The World Health Organization said on Monday that Covid-19 remains a global health emergency, but acknowledged the pandemic is at a “transition point”.
The WHO’s Emergency Committee on International Health Regulations discussed the pandemic at its 14th meeting on Covid-19 on Friday, with Director-General Tedros Adhanom Ghebreyesus calling it a Public Health Emergency of International Concern, or PHEIC. We agreed that the declaration should continue.
so statement A WHO advisory committee announced on Monday urged the WHO to propose “alternative mechanisms to maintain global and national focus on COVID-19 after the PHEIC ends”.

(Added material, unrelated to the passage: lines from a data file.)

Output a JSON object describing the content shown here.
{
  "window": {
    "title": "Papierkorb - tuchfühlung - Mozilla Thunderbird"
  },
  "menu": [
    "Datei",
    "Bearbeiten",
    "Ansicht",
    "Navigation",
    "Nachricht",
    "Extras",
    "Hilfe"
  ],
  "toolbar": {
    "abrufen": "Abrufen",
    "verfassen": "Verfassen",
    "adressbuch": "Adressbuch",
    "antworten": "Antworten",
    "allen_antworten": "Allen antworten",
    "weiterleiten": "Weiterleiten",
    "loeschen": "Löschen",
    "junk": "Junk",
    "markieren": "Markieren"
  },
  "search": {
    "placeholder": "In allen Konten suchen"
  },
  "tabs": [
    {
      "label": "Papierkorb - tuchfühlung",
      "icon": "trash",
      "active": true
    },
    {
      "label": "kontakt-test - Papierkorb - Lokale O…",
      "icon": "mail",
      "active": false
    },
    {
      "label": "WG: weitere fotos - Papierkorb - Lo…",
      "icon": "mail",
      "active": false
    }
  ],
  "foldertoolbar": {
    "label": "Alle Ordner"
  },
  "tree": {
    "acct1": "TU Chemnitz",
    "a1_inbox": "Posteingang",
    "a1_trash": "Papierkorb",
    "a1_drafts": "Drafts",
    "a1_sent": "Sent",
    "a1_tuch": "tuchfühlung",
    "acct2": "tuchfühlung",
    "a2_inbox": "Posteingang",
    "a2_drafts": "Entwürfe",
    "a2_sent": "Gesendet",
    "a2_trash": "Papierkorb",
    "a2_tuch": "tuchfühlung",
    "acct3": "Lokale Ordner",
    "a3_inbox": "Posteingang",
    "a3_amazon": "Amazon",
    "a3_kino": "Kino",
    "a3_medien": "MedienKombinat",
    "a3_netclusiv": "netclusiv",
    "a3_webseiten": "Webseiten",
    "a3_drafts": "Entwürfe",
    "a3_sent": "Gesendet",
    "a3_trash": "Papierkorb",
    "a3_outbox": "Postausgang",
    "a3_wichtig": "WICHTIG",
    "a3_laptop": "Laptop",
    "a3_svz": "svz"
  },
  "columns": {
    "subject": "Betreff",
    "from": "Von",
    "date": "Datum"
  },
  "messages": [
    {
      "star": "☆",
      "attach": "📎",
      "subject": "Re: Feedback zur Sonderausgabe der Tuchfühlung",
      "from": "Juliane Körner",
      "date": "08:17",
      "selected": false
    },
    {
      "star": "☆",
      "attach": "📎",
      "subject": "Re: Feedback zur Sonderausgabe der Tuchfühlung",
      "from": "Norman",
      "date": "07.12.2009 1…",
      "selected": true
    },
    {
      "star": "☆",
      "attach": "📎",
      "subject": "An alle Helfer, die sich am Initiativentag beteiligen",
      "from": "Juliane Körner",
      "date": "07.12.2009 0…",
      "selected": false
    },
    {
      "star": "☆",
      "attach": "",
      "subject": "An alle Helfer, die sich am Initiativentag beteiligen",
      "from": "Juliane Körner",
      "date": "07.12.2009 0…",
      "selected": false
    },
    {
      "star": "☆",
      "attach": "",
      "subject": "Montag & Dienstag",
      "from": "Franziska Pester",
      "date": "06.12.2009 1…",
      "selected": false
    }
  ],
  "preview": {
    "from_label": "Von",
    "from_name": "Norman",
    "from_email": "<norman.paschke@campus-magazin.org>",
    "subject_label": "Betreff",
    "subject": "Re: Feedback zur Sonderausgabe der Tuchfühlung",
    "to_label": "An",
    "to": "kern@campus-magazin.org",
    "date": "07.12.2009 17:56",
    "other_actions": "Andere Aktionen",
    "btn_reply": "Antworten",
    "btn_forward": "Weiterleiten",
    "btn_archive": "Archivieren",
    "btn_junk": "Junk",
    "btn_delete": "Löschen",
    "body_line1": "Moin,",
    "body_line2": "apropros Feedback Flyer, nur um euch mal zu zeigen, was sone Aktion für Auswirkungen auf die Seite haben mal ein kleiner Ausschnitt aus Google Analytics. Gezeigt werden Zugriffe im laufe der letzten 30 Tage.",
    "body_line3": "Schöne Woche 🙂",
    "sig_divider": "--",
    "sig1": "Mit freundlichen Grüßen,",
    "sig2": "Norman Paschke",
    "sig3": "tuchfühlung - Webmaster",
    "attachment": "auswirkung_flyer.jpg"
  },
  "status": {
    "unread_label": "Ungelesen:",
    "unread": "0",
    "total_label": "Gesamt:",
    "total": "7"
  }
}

“Achieving higher levels of herd immunity globally, through infection and/or vaccination, may limit the impact of SARS-CoV-2 on morbidity and mortality, but the virus remains a human disease. There is no doubt that it will remain a permanent and established pathogen of humans and animals for the foreseeable future. rice field. “Eliminating this virus from human and animal reservoirs is almost impossible, but mitigating its devastating impact on morbidity and mortality is achievable and must remain a priority goal. .”
In a list of temporary recommendations, Tedros said countries should keep people vaccinated and incorporate Covid-19 vaccines into routine care. Improve disease surveillance. Maintain a strong medical system to avoid the “panic-neglect cycle”. We will continue to fight misinformation. Adjust international travel measures based on risk assessment.
The organization declared the coronavirus outbreak a PHEIC in January 2020. This was about six weeks before it was characterized as a pandemic.
PHEIC creates agreements between countries to adhere to WHO recommendations for managing emergencies. Each country then declares its own public health emergency. This is a legally significant declaration. Countries use them to marshal resources and abandon rules to mitigate crises.
The United States also remains under its own public health emergency declaration recently renewed on January 11 by US Secretary of Health and Human Services Xavier Becerra.
More than 170,000 people have died from Covid-19 in the past eight weeks, Tedros said last week when announcing the committee’s meeting. We are concerned about the situation in many countries and the increasing number of deaths. ”
Global Covid-19 deaths are on the rise, but the seven-day average remains significantly lower than earlier in the pandemic, according to data from Johns Hopkins University.
Last week, ahead of the committee’s meeting, Tedros pleaded with countries not to stop fighting Covid-19.
“My message is clear: don’t underestimate this virus,” he said. “It has and will continue to amaze us. Unless we do more to get medical tools to those who need them and to tackle misinformation comprehensively, we will continue to be killed.” I guess.”
Also on Monday, the International Federation of Red Cross and Red Crescent Societies released two new reports warning that “all countries remain dangerously unprepared for future outbreaks”. .
IFRC Executive Director Jagan Chapagain said the Covid-19 pandemic should be a “wake-up call”.
“The next pandemic could be just around the corner. What if the experience of COVID-19 does not speed our progress towards preparedness?” news release.
According to the report, many of the impacts of the Covid-19 crisis on countries, including unemployment and poverty, loss of learning, food insecurity and increased mental health problems, would be mitigated if governments invested in emergency preparedness. could have been avoided. They recommend that countries prepare for concurrent disasters such as disease outbreaks and extreme weather events.
“Our world is getting more and more dangerous, so we need to start preparing now,” says IFRC World Disaster Report 2022 He noted that many of the disasters are caused by climate change. “In 2021, 378 disasters excluding disease outbreaks were recorded, which is above the 20-year average of 337 disasters per year. While coping, we had to respond to disasters like hurricanes and floods.”
The report urges “action at the community level” to prepare for disasters on the front lines and to address existing economic and racial inequalities so that they are not exacerbated when disaster strikes.
of IFRCs Everyone Matters Report 2023 It also emphasizes “community resilience” by building and investing in “sanitation, sanitation, shelter and economic security” for communities.
Ultimately, the report states: The pandemic is not over, nor is the response over. ”